Through much of his narrative, MacGregor points out the worst of war. He describes the abominable living conditions of the combatants, both American and Japanese—often poorly fed, exposed to inhospitable climatic and weather conditions, and vulnerable to a myriad of diseases; their personal [End Page 1000] hygiene understandably deplorable. His vivid description of the work of the grave registration units in their retrieval of corpses is grisly.

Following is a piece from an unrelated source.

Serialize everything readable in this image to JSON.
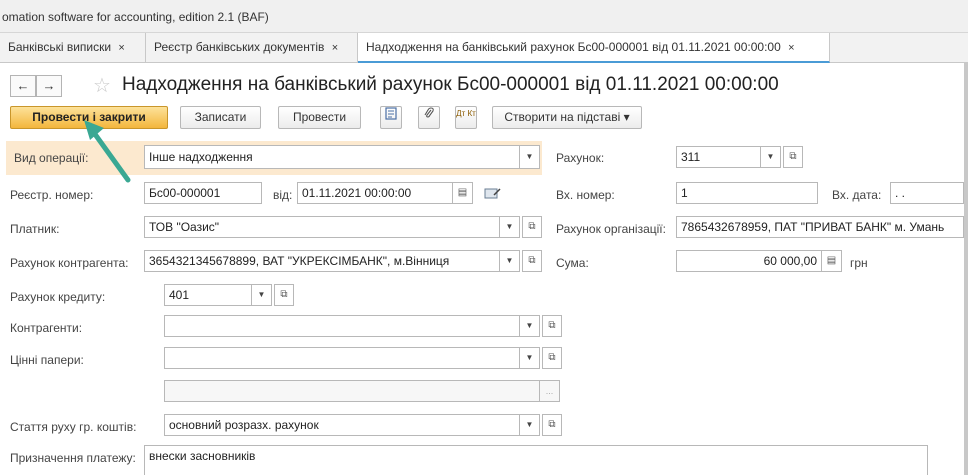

MacGregor's career as a lawyer is evident when he analyzes and renders judgment on subjects that have sparked debate for decades. In describing the unexpected execution of two Japanese soldiers in his platoon's custody, he discusses the treatment of both Allied and Japanese POWs and the attitudes and feelings of their captors. In comparing the American invasion of Peleliu with that of Guam, he contends that the struggle for Guam was probably more difficult; that it exacted far more casualties, both Japanese and American. He compares U.S. Army vis-à-vis Marine units serving in the Pacific, and concludes that they were equal in fighting ability. He laments the heavy loss of infantry replacements ("green recruits"), which he attributes to insufficient training before being sent into combat. In discussing the casualty figures for the Okinawa campaign and the prospect of invading Japan, he states, "Is it any wonder now that practically any veteran who fought on Okinawa feels that the United States was justified in dropping atomic bombs on Japan and bringing this savage war to a sudden end?" (p. 219).